- WHAT THE TASK REQUIRES -
Print each entry verbatim.

***** MATERIAL PROVIDED

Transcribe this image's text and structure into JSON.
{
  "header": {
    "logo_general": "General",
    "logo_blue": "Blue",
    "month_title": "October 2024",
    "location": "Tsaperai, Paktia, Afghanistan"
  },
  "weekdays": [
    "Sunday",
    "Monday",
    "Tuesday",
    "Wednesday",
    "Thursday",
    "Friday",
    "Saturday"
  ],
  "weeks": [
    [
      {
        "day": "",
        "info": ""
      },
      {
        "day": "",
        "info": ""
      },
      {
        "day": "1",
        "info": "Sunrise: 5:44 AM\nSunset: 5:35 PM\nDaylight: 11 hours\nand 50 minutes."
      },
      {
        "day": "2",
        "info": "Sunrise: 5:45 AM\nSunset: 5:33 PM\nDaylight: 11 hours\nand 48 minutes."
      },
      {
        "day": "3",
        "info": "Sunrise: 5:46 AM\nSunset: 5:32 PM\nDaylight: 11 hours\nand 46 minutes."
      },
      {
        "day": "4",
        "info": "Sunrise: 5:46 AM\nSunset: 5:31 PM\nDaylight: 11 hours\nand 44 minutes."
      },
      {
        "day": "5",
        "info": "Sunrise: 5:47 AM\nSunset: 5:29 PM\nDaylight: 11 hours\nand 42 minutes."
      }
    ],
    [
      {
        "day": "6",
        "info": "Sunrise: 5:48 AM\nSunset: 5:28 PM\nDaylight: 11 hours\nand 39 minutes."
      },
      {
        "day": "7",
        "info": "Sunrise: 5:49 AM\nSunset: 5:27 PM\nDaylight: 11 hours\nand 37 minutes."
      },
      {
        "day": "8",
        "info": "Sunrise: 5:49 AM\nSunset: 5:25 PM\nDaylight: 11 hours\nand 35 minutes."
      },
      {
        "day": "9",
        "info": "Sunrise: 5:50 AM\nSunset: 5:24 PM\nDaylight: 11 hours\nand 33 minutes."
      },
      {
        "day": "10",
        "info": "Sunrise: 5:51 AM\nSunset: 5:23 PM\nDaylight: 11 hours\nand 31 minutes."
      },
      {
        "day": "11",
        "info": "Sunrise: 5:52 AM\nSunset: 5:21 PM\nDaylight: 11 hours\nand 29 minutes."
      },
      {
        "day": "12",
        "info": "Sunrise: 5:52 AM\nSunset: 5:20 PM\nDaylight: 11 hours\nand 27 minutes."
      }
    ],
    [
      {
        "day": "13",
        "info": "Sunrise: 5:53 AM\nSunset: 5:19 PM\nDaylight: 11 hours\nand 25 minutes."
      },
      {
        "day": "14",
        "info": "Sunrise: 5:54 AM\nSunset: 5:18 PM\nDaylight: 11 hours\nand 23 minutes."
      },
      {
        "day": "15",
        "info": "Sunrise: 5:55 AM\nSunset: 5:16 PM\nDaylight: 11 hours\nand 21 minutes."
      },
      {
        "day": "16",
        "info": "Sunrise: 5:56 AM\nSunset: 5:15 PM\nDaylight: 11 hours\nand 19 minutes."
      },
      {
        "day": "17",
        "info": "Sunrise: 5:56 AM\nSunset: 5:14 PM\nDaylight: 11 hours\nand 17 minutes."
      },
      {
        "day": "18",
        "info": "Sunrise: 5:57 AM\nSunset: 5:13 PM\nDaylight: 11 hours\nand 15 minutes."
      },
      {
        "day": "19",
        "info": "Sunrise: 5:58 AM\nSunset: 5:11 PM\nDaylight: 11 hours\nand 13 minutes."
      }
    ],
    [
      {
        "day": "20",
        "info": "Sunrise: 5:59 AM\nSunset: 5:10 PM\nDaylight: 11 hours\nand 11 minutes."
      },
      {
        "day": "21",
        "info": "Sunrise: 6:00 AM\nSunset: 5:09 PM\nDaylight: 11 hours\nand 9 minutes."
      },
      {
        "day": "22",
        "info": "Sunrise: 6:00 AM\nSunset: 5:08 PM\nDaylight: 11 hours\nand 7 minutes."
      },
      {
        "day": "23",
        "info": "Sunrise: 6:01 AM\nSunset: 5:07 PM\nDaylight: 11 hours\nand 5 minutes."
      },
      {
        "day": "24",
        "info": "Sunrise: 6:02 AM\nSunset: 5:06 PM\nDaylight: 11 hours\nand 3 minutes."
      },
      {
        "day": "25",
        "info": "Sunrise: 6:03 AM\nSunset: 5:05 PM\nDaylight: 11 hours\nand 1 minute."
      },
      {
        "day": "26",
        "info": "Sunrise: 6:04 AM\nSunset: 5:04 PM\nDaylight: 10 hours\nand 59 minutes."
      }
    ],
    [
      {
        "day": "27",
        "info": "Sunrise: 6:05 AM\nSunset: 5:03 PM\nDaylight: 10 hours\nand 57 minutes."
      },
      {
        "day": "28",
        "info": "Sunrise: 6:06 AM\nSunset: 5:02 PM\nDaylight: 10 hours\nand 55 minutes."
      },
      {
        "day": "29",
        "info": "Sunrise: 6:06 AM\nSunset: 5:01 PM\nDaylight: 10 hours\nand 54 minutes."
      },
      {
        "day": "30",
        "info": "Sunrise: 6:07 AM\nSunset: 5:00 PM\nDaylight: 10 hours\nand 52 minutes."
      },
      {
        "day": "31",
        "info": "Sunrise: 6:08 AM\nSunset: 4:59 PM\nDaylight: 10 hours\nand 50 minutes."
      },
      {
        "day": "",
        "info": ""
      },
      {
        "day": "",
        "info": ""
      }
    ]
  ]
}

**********

- RESULT OF THE TASK -
Transcribe this image's text and structure into JSON.
{
  "header": {
    "logo_general": "General",
    "logo_blue": "Blue",
    "month_title": "October 2024",
    "location": "Tsaperai, Paktia, Afghanistan"
  },
  "weekdays": [
    "Sunday",
    "Monday",
    "Tuesday",
    "Wednesday",
    "Thursday",
    "Friday",
    "Saturday"
  ],
  "weeks": [
    [
      {
        "day": "",
        "info": ""
      },
      {
        "day": "",
        "info": ""
      },
      {
        "day": "1",
        "info": "Sunrise: 5:44 AM\nSunset: 5:35 PM\nDaylight: 11 hours\nand 50 minutes."
      },
      {
        "day": "2",
        "info": "Sunrise: 5:45 AM\nSunset: 5:33 PM\nDaylight: 11 hours\nand 48 minutes."
      },
      {
        "day": "3",
        "info": "Sunrise: 5:46 AM\nSunset: 5:32 PM\nDaylight: 11 hours\nand 46 minutes."
      },
      {
        "day": "4",
        "info": "Sunrise: 5:46 AM\nSunset: 5:31 PM\nDaylight: 11 hours\nand 44 minutes."
      },
      {
        "day": "5",
        "info": "Sunrise: 5:47 AM\nSunset: 5:29 PM\nDaylight: 11 hours\nand 42 minutes."
      }
    ],
    [
      {
        "day": "6",
        "info": "Sunrise: 5:48 AM\nSunset: 5:28 PM\nDaylight: 11 hours\nand 39 minutes."
      },
      {
        "day": "7",
        "info": "Sunrise: 5:49 AM\nSunset: 5:27 PM\nDaylight: 11 hours\nand 37 minutes."
      },
      {
        "day": "8",
        "info": "Sunrise: 5:49 AM\nSunset: 5:25 PM\nDaylight: 11 hours\nand 35 minutes."
      },
      {
        "day": "9",
        "info": "Sunrise: 5:50 AM\nSunset: 5:24 PM\nDaylight: 11 hours\nand 33 minutes."
      },
      {
        "day": "10",
        "info": "Sunrise: 5:51 AM\nSunset: 5:23 PM\nDaylight: 11 hours\nand 31 minutes."
      },
      {
        "day": "11",
        "info": "Sunrise: 5:52 AM\nSunset: 5:21 PM\nDaylight: 11 hours\nand 29 minutes."
      },
      {
        "day": "12",
        "info": "Sunrise: 5:52 AM\nSunset: 5:20 PM\nDaylight: 11 hours\nand 27 minutes."
      }
    ],
    [
      {
        "day": "13",
        "info": "Sunrise: 5:53 AM\nSunset: 5:19 PM\nDaylight: 11 hours\nand 25 minutes."
      },
      {
        "day": "14",
        "info": "Sunrise: 5:54 AM\nSunset: 5:18 PM\nDaylight: 11 hours\nand 23 minutes."
      },
      {
        "day": "15",
        "info": "Sunrise: 5:55 AM\nSunset: 5:16 PM\nDaylight: 11 hours\nand 21 minutes."
      },
      {
        "day": "16",
        "info": "Sunrise: 5:56 AM\nSunset: 5:15 PM\nDaylight: 11 hours\nand 19 minutes."
      },
      {
        "day": "17",
        "info": "Sunrise: 5:56 AM\nSunset: 5:14 PM\nDaylight: 11 hours\nand 17 minutes."
      },
      {
        "day": "18",
        "info": "Sunrise: 5:57 AM\nSunset: 5:13 PM\nDaylight: 11 hours\nand 15 minutes."
      },
      {
        "day": "19",
        "info": "Sunrise: 5:58 AM\nSunset: 5:11 PM\nDaylight: 11 hours\nand 13 minutes."
      }
    ],
    [
      {
        "day": "20",
        "info": "Sunrise: 5:59 AM\nSunset: 5:10 PM\nDaylight: 11 hours\nand 11 minutes."
      },
      {
        "day": "21",
        "info": "Sunrise: 6:00 AM\nSunset: 5:09 PM\nDaylight: 11 hours\nand 9 minutes."
      },
      {
        "day": "22",
        "info": "Sunrise: 6:00 AM\nSunset: 5:08 PM\nDaylight: 11 hours\nand 7 minutes."
      },
      {
        "day": "23",
        "info": "Sunrise: 6:01 AM\nSunset: 5:07 PM\nDaylight: 11 hours\nand 5 minutes."
      },
      {
        "day": "24",
        "info": "Sunrise: 6:02 AM\nSunset: 5:06 PM\nDaylight: 11 hours\nand 3 minutes."
      },
      {
        "day": "25",
        "info": "Sunrise: 6:03 AM\nSunset: 5:05 PM\nDaylight: 11 hours\nand 1 minute."
      },
      {
        "day": "26",
        "info": "Sunrise: 6:04 AM\nSunset: 5:04 PM\nDaylight: 10 hours\nand 59 minutes."
      }
    ],
    [
      {
        "day": "27",
        "info": "Sunrise: 6:05 AM\nSunset: 5:03 PM\nDaylight: 10 hours\nand 57 minutes."
      },
      {
        "day": "28",
        "info": "Sunrise: 6:06 AM\nSunset: 5:02 PM\nDaylight: 10 hours\nand 55 minutes."
      },
      {
        "day": "29",
        "info": "Sunrise: 6:06 AM\nSunset: 5:01 PM\nDaylight: 10 hours\nand 54 minutes."
      },
      {
        "day": "30",
        "info": "Sunrise: 6:07 AM\nSunset: 5:00 PM\nDaylight: 10 hours\nand 52 minutes."
      },
      {
        "day": "31",
        "info": "Sunrise: 6:08 AM\nSunset: 4:59 PM\nDaylight: 10 hours\nand 50 minutes."
      },
      {
        "day": "",
        "info": ""
      },
      {
        "day": "",
        "info": ""
      }
    ]
  ]
}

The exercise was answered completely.